The promotion will award a grand prize winner a five-day trip for two to London, where they will receive $15,000 in cash and a chance to meet Stewart for a night of drinks at Asia de Cuba and dinner at Nobu.

SideStep's promotion is a thinly veiled swipe at competitor Priceline, which has long featured Star Trek's William Shatner in its TV ads. Sidestep will promote the giveaway on its site and hopes to generate word-of-mouth buzz, thanks to Stewart's celebrity.

Unlike Priceline and travel sites Expedia and Travelocity, SideStep plans to skip television and traditional advertising, relying instead on customer recommendations to build its user base, said Phil Carpenter, Santa Clara, Calif.-based SideStep's vice president of marketing.

"We really believe that it's by building a better product you have the opportunity to wow folks," he said. "It's the same approach that Google has taken."

SideStep hopes to take Google's approach to Web pages to the travel sector. Unlike Expedia, Travelocity and Priceline's fixed-price service, SideStep does not sell plane tickets or hotel rooms, instead searching dozens of travel sites for fares and rates. Users can click through to the airline or hotel site to complete the transaction. SideStep generates revenue through site advertising.

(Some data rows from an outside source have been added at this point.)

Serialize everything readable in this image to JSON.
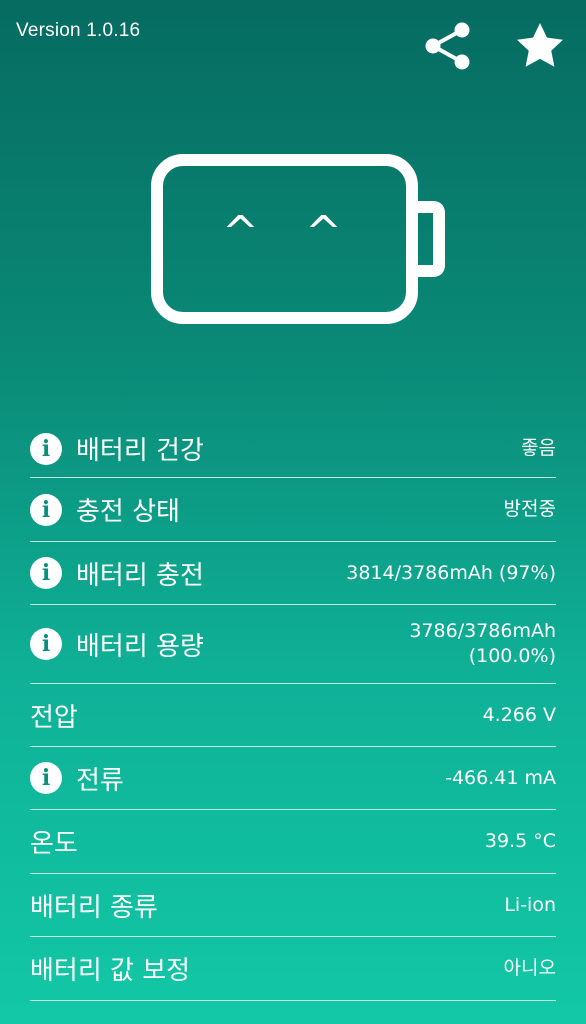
{
  "header": {
    "version": "Version 1.0.16",
    "share_icon": "share-icon",
    "star_icon": "star-icon"
  },
  "battery_face": {
    "left_eye": "^",
    "right_eye": "^"
  },
  "rows": [
    {
      "label": "배터리 건강",
      "value": "좋음",
      "info": true
    },
    {
      "label": "충전 상태",
      "value": "방전중",
      "info": true
    },
    {
      "label": "배터리 충전",
      "value": "3814/3786mAh (97%)",
      "info": true
    },
    {
      "label": "배터리 용량",
      "value_line1": "3786/3786mAh",
      "value_line2": "(100.0%)",
      "info": true
    },
    {
      "label": "전압",
      "value": "4.266 V",
      "info": false
    },
    {
      "label": "전류",
      "value": "-466.41 mA",
      "info": true
    },
    {
      "label": "온도",
      "value": "39.5 °C",
      "info": false
    },
    {
      "label": "배터리 종류",
      "value": "Li-ion",
      "info": false
    },
    {
      "label": "배터리 값 보정",
      "value": "아니오",
      "info": false
    }
  ],
  "colors": {
    "gradient_top": "#066b61",
    "gradient_bottom": "#12c8a6",
    "foreground": "#ffffff",
    "info_icon_glyph": "#0b8f7c"
  }
}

That new Google-led Silicon Valley ethos has led to the current crop of startups avoiding the big ad expenditures common during the dot-com boom. SideStep, which has received $17 million in venture financing, only runs search ads to draw users to its site.

"We don't think in this new Internet age that spending your way to success is going to work in the long term," Carpenter said. "Consumers are smart, they've been through phase one of Internet growth and now they're savvier."